Deb Zahn: That's just lovely. So, the question I always ask all of my guests is how they create life balance, because I do think it is so essential. We don't have every choice available to us, but where we do have choices, we can lean in one direction or another. So how do you bring balance to your life? How do you do that?
Deri Hughes: Well, part of the reason I started Honeycomb was to bring balance to life. I've got four young children, so I've got kids of six, four, and two-year-old twins. So not much down time, difficult to come by. My main kind of hobby outside of that is lifting weights. I'm a power lifter and a strong man. And I find that when I'm training with heavy weights, it stops me thinking about anything else because you've really got to concentrate or you can hurt yourself. And that enables me to clear my mind. And the other thing which is nice about clearing my mind is, I love cooking low and slow on the barbecue. And I really like the fact that it is a long, slow process to create something that everybody is going to get a love eating. I just really enjoy the pace of that because it's so much slower than the day to day hecticness of running a small business.

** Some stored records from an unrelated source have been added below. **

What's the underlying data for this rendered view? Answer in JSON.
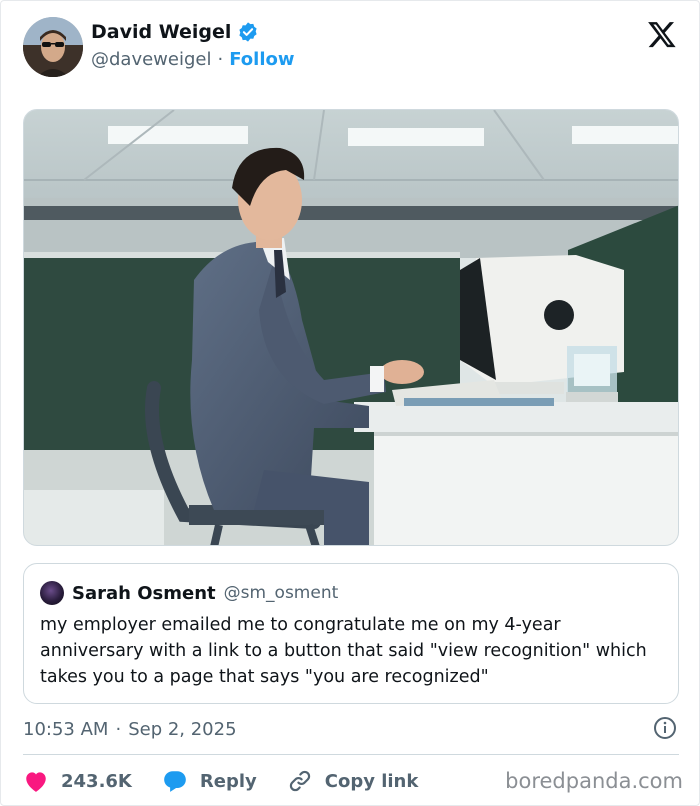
{
  "author": {
    "display_name": "David Weigel",
    "handle": "@daveweigel",
    "separator": "·",
    "follow_label": "Follow"
  },
  "quote": {
    "display_name": "Sarah Osment",
    "handle": "@sm_osment",
    "text": "my employer emailed me to congratulate me on my 4-year anniversary with a link to a button that said \"view recognition\" which takes you to a page that says \"you are recognized\""
  },
  "meta": {
    "time": "10:53 AM",
    "separator": "·",
    "date": "Sep 2, 2025"
  },
  "actions": {
    "like_count": "243.6K",
    "reply_label": "Reply",
    "copy_link_label": "Copy link"
  },
  "watermark": "boredpanda.com",
  "colors": {
    "accent": "#1d9bf0",
    "like": "#f91880",
    "text": "#0f1419",
    "muted": "#536471"
  },
  "icons": [
    "verified-badge-icon",
    "x-logo-icon",
    "info-icon",
    "heart-icon",
    "reply-bubble-icon",
    "link-icon"
  ]
}
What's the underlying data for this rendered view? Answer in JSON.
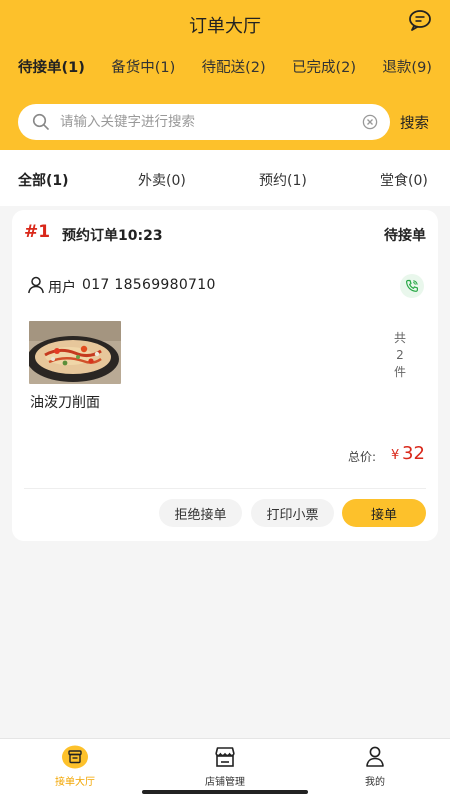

Deb Zahn: And if you were again talking to a professional who's thinking of being a consultant, how, how would you encourage to, from the get go, so not trying to solve it once they're so busy that they can't even think straight, but from the beginning, think about how to incorporate life balance into their choices?
Deri Hughes: I think the critical thing is to be really honest with yourself about what balance is for you and to put some very clear boundaries in place. So if you need to exercise four times a week, or you need to read, or you need to travel, or whatever it is that you need to do, be really disciplined about finding the time to do that. But be careful not to fall into the trap of just being available 24/7. Make sure that you find that time and you protect that time and you invest in yourself, because if you not doing that, then you're setting yourself up for just being successful in monetary terms, but not being happy.

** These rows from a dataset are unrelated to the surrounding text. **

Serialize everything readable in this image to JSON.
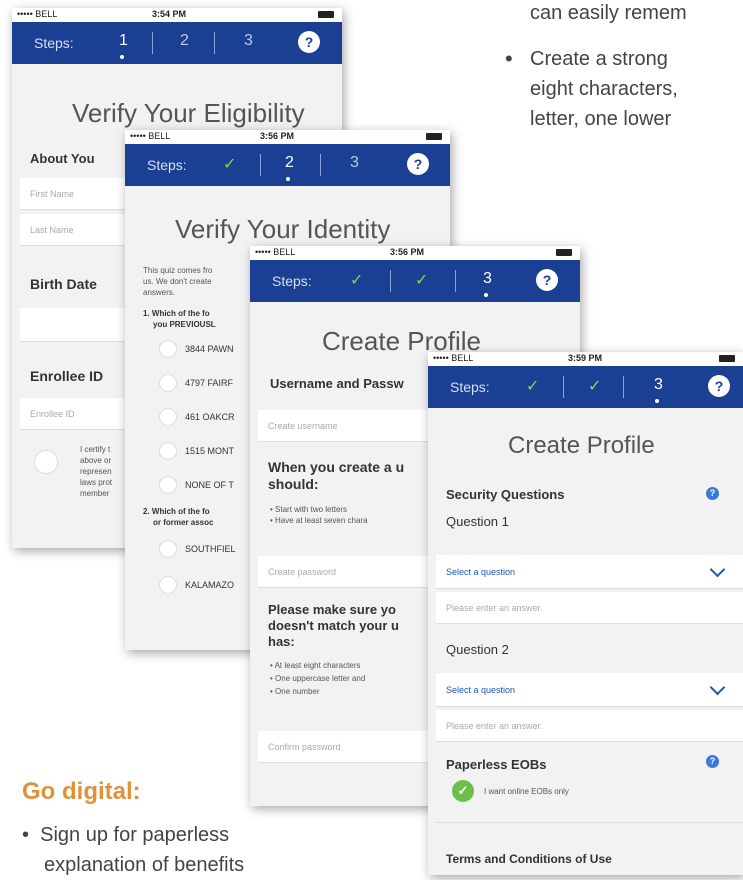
{
  "top_text": {
    "continued": "can easily remem",
    "bullet": "•",
    "lines": [
      "Create a strong",
      "eight characters,",
      "letter, one lower"
    ]
  },
  "common": {
    "steps_label": "Steps:",
    "step1": "1",
    "step2": "2",
    "step3": "3",
    "check": "✓",
    "help": "?",
    "carrier": "••••• BELL"
  },
  "phone1": {
    "time": "3:54 PM",
    "title": "Verify Your Eligibility",
    "about_you": "About You",
    "first_name_placeholder": "First Name",
    "last_name_placeholder": "Last Name",
    "birth_date": "Birth Date",
    "enrollee_id": "Enrollee ID",
    "enrollee_id_placeholder": "Enrollee ID",
    "certify_lines": [
      "I certify t",
      "above or",
      "represen",
      "laws prot",
      "member"
    ]
  },
  "phone2": {
    "time": "3:56 PM",
    "title": "Verify Your Identity",
    "intro_lines": [
      "This quiz comes fro",
      "us. We don't create",
      "answers."
    ],
    "q1_lines": [
      "1. Which of the fo",
      "you PREVIOUSL"
    ],
    "q1_options": [
      "3844 PAWN",
      "4797 FAIRF",
      "461 OAKCR",
      "1515 MONT",
      "NONE OF T"
    ],
    "q2_lines": [
      "2. Which of the fo",
      "or former assoc"
    ],
    "q2_options": [
      "SOUTHFIEL",
      "KALAMAZO"
    ]
  },
  "phone3": {
    "time": "3:56 PM",
    "title": "Create Profile",
    "username_heading": "Username and Passw",
    "create_username_placeholder": "Create username",
    "when_lines": [
      "When you create a u",
      "should:"
    ],
    "rules": [
      "Start with two letters",
      "Have at least seven chara"
    ],
    "create_password_placeholder": "Create password",
    "please_lines": [
      "Please make sure yo",
      "doesn't match your u",
      "has:"
    ],
    "pw_rules": [
      "At least eight characters",
      "One uppercase letter and",
      "One number"
    ],
    "confirm_password_placeholder": "Confirm password"
  },
  "phone4": {
    "time": "3:59 PM",
    "title": "Create Profile",
    "security_questions": "Security Questions",
    "question1": "Question 1",
    "select_question": "Select a question",
    "answer_placeholder": "Please enter an answer.",
    "question2": "Question 2",
    "paperless": "Paperless EOBs",
    "online_only": "I want online EOBs only",
    "terms": "Terms and Conditions of Use"
  },
  "bottom": {
    "go_digital": "Go digital:",
    "bullet": "•",
    "lines": [
      "Sign up for paperless",
      "explanation of benefits"
    ]
  }
}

Deb Zahn: And a bad stereotype for consultants. We've got to break that stereotype. Well, wonderful. Deri, I appreciate so much you being on the podcast and sharing this with us, so thanks for joining us and I will, in the show notes, we'll include a link so people can find you on LinkedIn and they can also find out more information about honeycomb.

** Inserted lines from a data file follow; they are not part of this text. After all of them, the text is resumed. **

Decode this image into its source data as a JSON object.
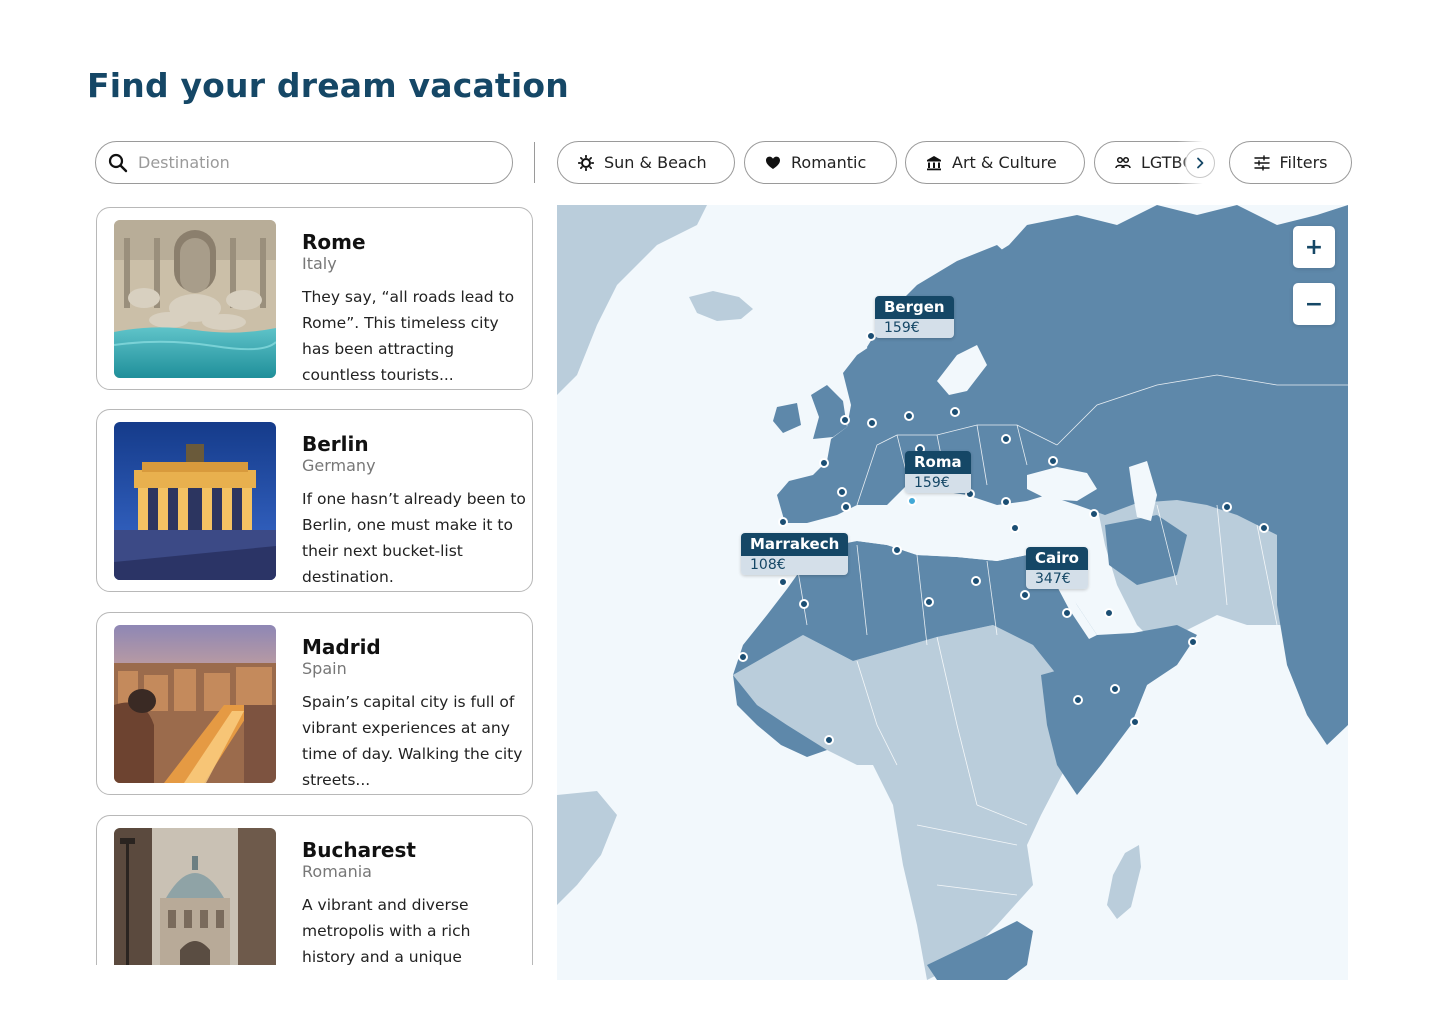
{
  "page": {
    "title": "Find your dream vacation"
  },
  "search": {
    "placeholder": "Destination"
  },
  "chips": [
    {
      "label": "Sun & Beach",
      "icon": "sun-icon"
    },
    {
      "label": "Romantic",
      "icon": "heart-icon"
    },
    {
      "label": "Art & Culture",
      "icon": "museum-icon"
    },
    {
      "label": "LGTBQ",
      "icon": "people-icon"
    }
  ],
  "filters": {
    "label": "Filters",
    "icon": "sliders-icon"
  },
  "destinations": [
    {
      "city": "Rome",
      "country": "Italy",
      "description": "They say, “all roads lead to Rome”. This timeless city has been attracting countless tourists..."
    },
    {
      "city": "Berlin",
      "country": "Germany",
      "description": "If one hasn’t already been to Berlin, one must make it to their next bucket-list destination."
    },
    {
      "city": "Madrid",
      "country": "Spain",
      "description": "Spain’s capital city is full of vibrant experiences at any time of day. Walking the city streets..."
    },
    {
      "city": "Bucharest",
      "country": "Romania",
      "description": "A vibrant and diverse metropolis with a rich history and a unique"
    }
  ],
  "map": {
    "zoom_in": "+",
    "zoom_out": "−",
    "price_labels": [
      {
        "name": "Bergen",
        "price": "159€"
      },
      {
        "name": "Roma",
        "price": "159€"
      },
      {
        "name": "Marrakech",
        "price": "108€"
      },
      {
        "name": "Cairo",
        "price": "347€"
      }
    ]
  },
  "colors": {
    "title": "#154766",
    "land_highlight": "#5e88aa",
    "land_muted": "#bacddb",
    "sea": "#f2f8fc"
  }
}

Deri Hughes: Fantastic. Thank you for inviting me on. It's been a pleasure.
Deb Zahn: Certainly.
Deb Zahn: Hey folks, thanks so much for listening to Episode 25 of the Craft of Consulting podcast. I have some absolutely fantastic guests that are lined up, so don't miss a thing. Hit subscribe so you can get alerts of when those podcasts go live. And let me know if there's anything else that you want me to talk about or any feedback that you have. You leave a comment, I will always reply and you can also go to my website. As always, there's a lot of really great information on there that can help you build your consulting business and also build the life that you want. So thanks so much. I'll talk with you next time. Bye bye.